Colorado legislative effort reveals statewide support for contraceptive access
Program seen as important to public health, education, economic security and more
Over the past five years, Colorado made more progress than any other state reducing unplanned pregnancies. A key factor was better access to effective contraception. Local health centers across the state received private funding to augment their long-standing publicly-funded family planning programs. Women faced fewer barriers to choosing and using the birth control method that works be for them. More women were able to access these health care services. With private funding coming to an end, the state sought a funding increase to continue these cost-effective efforts to improve people’s lives.
It’s never easy to increase funding for any program in state budgets. Legislator’s commitment to being good stewards of public funds makes it a heavy lift to spend more. But a successful case was made and strategy employed demonstrating positive outcomes for all Coloradans. Solid data showing successes, sharing real-life positive impacts, bringing together a range of supporters and strong communications underlie a successful two-year effort.
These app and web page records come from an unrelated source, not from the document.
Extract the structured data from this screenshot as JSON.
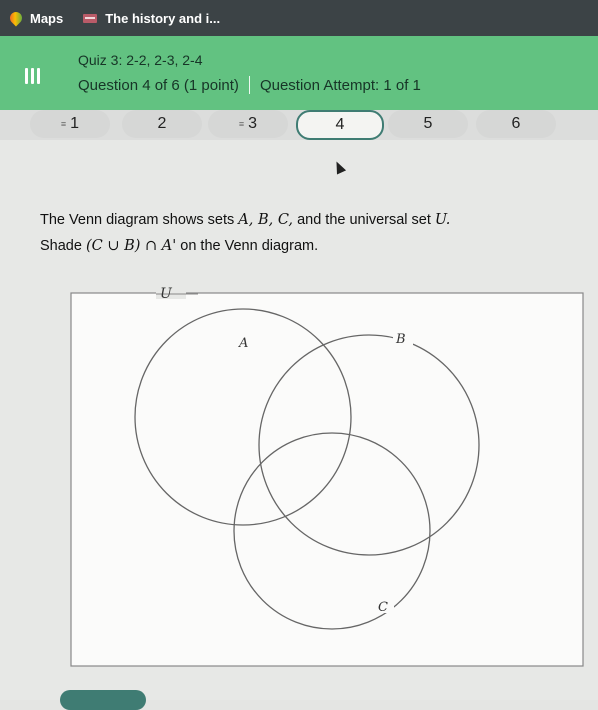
{
  "bookmarks": [
    {
      "label": "Maps",
      "icon": "maps-icon"
    },
    {
      "label": "The history and i...",
      "icon": "site-favicon-icon"
    }
  ],
  "header": {
    "quiz_title": "Quiz 3: 2-2, 2-3, 2-4",
    "question_info": "Question 4 of 6 (1 point)",
    "attempt_info": "Question Attempt: 1 of 1",
    "color": "#62c281"
  },
  "question_nav": [
    {
      "label": "1",
      "flagged": true
    },
    {
      "label": "2",
      "flagged": false
    },
    {
      "label": "3",
      "flagged": true
    },
    {
      "label": "4",
      "flagged": false,
      "current": true
    },
    {
      "label": "5",
      "flagged": false
    },
    {
      "label": "6",
      "flagged": false
    }
  ],
  "prompt": {
    "line1_prefix": "The Venn diagram shows sets ",
    "line1_sets": "A, B, C,",
    "line1_middle": " and the universal set ",
    "line1_universal": "U.",
    "line2_prefix": "Shade ",
    "line2_expr": "(C ∪ B) ∩ A'",
    "line2_suffix": " on the Venn diagram."
  },
  "venn": {
    "universal_label": "U",
    "set_labels": {
      "A": "A",
      "B": "B",
      "C": "C"
    }
  }
}
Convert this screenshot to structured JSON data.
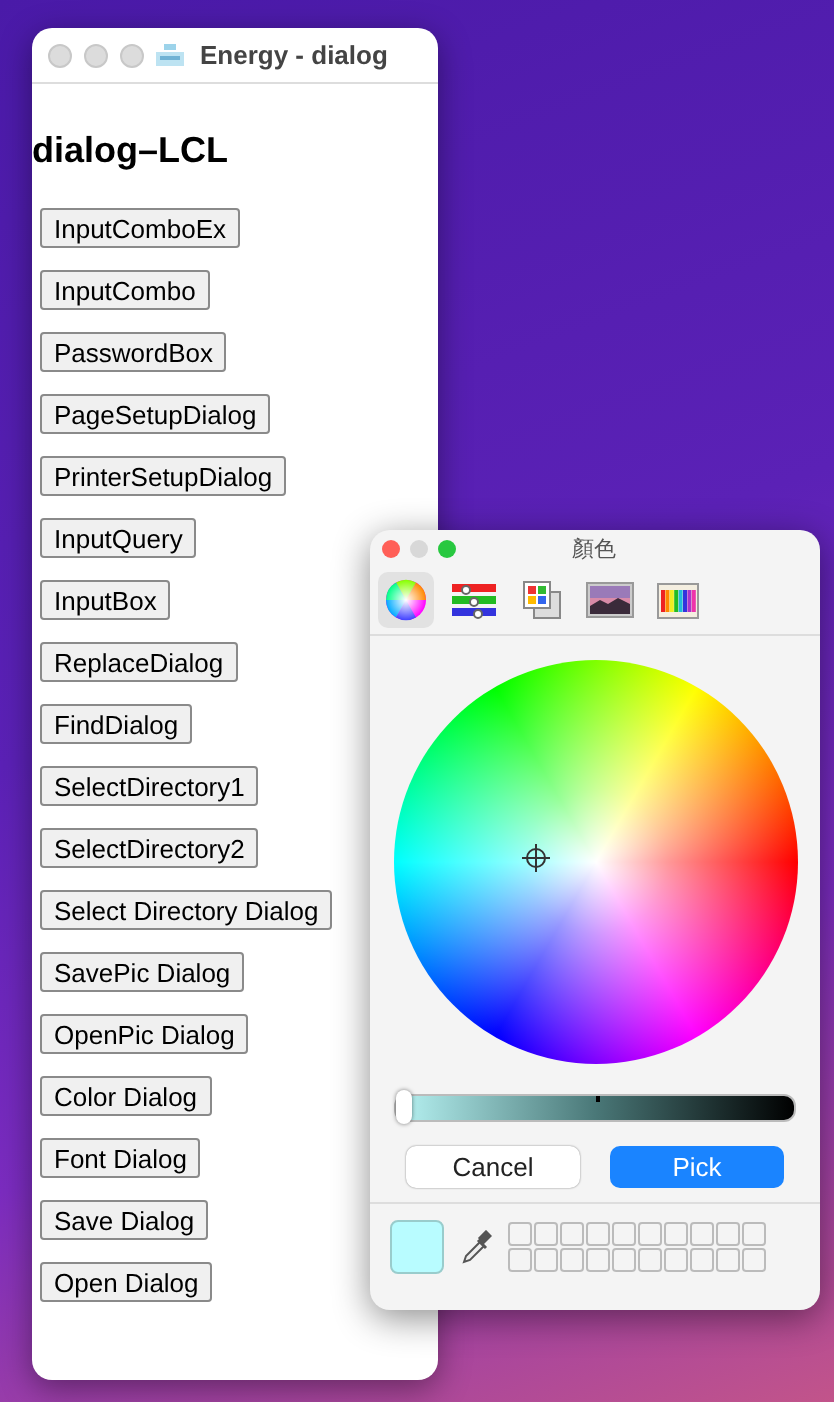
{
  "window": {
    "title": "Energy - dialog"
  },
  "heading": "dialog–LCL",
  "buttons": [
    "InputComboEx",
    "InputCombo",
    "PasswordBox",
    "PageSetupDialog",
    "PrinterSetupDialog",
    "InputQuery",
    "InputBox",
    "ReplaceDialog",
    "FindDialog",
    "SelectDirectory1",
    "SelectDirectory2",
    "Select Directory Dialog",
    "SavePic Dialog",
    "OpenPic Dialog",
    "Color Dialog",
    "Font Dialog",
    "Save Dialog",
    "Open Dialog"
  ],
  "color_panel": {
    "title": "顏色",
    "tabs": [
      {
        "kind": "wheel",
        "selected": true
      },
      {
        "kind": "sliders",
        "selected": false
      },
      {
        "kind": "palettes",
        "selected": false
      },
      {
        "kind": "image",
        "selected": false
      },
      {
        "kind": "pencils",
        "selected": false
      }
    ],
    "brightness": {
      "level": 0
    },
    "buttons": [
      {
        "label": "Cancel",
        "kind": "secondary"
      },
      {
        "label": "Pick",
        "kind": "primary"
      }
    ]
  }
}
In May 2016, Governor Hickenlooper signed into law a budget that included a $2.5 million increase in the state family planning budget, better enabling more women to choose the birth control method of their choice. It is the first increase of this size in the program’s 45 year history. A concerted effort to make the case for increased investment was made by state officials, committed legislators, and advocates of many stripes based on outcomes achieved during a public-private partnership to expand contraceptive access. Several thought that it would be too controversial to pass, especially after being defeated in the previous year. The collaborative effort built bi-partisan support empowering more individuals to plan if and when to become pregnant.
Gov. Hickenlooper accepts national recognition on behalf of Colorado’s Family Planning Initiative.
“(This program) means better health and social outcomes for women — more stable families, girls staying in schools longer, people accessing state programs less. It saves money for the state and it leads to better social outcomes for the families who use this.”
- Rep. KC Becker (D-Boulder)
“It’s hard for me because I am Catholic,” Landgraf said, referring to Catholic teachings against birth control. “But when it comes down to it, the reduction in abortions, girls staying in school who are hopefully going to go on to college, not getting on welfare, not needing Medicaid – that says everything I needed to hear. So I’m going to vote for your bill.”
- Rep. Lois Landgraff (R-El Paso County)